In its front-page review of Alternating Current, The New York Times Book Review called Octavio Paz “an intellectual literary one-man band” for his ability to write incisively and with dazzling originality about a wide range of subjects. This collection of his essays is divided into three parts. Part 1 sets forth his credo as an artist and poet, steeped in his knowledge of world literature and Mexican art and history and buttressed by readings of writers from Mexican poet Luis Cernuda to D. H. Lawrence, Malcolm Lowry, André Breton, and Carlos Fuentes. Part 2 deals with themes such as Western individualism versus plurality and flux in Eastern philosophy, atheism versus belief, nihilism, liberated man, and versions of paradise. In Part 3, Paz writes of politics and ethics in essays on revolt and revolution, existentialism, Marxism, the third world, and the new face of Latin America.

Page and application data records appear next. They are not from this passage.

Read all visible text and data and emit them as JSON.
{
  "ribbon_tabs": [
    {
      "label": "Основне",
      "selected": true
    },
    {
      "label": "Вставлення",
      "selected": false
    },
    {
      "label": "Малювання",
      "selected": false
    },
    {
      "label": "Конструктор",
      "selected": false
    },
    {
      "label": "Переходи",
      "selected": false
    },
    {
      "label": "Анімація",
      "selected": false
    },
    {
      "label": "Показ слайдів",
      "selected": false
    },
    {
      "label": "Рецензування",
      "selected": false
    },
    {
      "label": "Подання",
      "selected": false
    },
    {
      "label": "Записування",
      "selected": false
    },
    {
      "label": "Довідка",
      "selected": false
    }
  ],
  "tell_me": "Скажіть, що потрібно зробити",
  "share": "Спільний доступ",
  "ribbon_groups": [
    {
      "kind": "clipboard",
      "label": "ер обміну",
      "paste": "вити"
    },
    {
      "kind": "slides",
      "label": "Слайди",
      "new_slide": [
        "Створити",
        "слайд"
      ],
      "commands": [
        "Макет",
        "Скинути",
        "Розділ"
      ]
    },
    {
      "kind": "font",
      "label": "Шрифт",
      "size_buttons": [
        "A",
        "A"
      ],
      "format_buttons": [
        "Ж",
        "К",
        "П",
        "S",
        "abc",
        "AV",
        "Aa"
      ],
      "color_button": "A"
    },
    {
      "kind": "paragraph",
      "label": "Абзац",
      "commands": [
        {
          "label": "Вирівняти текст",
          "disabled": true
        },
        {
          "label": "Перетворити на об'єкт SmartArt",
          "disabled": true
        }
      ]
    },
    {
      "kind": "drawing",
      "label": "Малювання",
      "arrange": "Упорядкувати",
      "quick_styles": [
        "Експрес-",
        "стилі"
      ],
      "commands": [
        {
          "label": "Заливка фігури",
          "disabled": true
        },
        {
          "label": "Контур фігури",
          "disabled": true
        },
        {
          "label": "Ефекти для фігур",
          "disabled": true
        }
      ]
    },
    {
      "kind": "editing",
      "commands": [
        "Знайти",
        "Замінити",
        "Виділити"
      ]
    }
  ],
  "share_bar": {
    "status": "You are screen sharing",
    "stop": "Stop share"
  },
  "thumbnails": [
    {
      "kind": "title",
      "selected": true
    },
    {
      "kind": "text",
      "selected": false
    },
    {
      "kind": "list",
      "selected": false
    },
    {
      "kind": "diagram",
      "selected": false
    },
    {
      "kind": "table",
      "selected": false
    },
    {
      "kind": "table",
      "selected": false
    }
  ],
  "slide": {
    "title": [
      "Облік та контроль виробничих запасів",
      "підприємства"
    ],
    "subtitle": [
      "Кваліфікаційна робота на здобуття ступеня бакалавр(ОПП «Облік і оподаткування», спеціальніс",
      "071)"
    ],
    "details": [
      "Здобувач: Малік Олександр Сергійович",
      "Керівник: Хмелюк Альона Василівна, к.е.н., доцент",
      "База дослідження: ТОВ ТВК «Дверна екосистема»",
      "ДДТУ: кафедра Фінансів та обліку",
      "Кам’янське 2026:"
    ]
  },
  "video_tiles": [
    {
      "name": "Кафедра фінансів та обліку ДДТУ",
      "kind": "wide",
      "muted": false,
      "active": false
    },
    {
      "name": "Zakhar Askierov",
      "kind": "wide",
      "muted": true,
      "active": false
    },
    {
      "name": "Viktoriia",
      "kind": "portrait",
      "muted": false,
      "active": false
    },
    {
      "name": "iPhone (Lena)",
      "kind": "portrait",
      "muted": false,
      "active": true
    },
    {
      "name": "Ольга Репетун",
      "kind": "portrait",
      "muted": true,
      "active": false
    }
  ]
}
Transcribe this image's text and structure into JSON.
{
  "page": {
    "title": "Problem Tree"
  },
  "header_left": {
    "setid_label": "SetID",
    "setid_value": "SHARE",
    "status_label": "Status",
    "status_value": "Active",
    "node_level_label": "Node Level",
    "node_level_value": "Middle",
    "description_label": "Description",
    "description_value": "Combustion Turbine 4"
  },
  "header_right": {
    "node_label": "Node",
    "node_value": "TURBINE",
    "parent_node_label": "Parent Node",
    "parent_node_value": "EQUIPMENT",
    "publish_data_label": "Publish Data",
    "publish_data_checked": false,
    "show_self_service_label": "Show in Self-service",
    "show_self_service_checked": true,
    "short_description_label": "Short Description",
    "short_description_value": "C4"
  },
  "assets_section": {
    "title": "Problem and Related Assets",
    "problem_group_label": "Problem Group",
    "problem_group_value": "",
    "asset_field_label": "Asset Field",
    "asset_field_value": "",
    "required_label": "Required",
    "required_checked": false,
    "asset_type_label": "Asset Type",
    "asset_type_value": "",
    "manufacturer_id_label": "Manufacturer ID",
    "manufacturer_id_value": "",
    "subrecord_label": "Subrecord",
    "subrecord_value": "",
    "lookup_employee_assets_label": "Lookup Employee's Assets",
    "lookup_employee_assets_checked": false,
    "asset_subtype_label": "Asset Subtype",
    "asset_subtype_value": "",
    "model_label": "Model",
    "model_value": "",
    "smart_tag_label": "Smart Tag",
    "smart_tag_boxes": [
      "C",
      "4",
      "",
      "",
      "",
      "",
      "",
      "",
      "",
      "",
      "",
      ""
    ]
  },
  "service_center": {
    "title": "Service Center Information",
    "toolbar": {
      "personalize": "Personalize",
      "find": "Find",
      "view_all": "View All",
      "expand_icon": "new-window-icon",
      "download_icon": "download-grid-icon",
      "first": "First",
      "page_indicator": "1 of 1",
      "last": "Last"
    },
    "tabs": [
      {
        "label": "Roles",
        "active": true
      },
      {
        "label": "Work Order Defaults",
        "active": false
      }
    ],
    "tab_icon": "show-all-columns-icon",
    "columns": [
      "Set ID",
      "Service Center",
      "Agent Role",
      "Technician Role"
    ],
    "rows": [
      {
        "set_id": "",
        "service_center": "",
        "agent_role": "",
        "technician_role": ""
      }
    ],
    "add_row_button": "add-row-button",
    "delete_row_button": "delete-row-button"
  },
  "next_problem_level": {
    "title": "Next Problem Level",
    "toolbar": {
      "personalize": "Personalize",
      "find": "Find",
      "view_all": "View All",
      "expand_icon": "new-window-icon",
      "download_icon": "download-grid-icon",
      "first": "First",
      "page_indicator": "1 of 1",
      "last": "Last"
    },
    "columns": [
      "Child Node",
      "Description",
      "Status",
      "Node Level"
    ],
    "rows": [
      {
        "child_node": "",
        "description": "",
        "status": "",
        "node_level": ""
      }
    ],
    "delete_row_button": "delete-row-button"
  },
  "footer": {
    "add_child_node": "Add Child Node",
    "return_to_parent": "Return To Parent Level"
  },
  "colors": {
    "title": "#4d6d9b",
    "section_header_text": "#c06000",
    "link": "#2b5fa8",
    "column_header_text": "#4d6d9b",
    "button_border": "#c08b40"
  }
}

A scintillating thinker and a prescient voice on emerging world culture, Paz reveals himself here as “a man of electrical passions, paradoxical visions, alternating currents of thoughts, and feeling that runs hot but never cold” (Christian Science Monitor).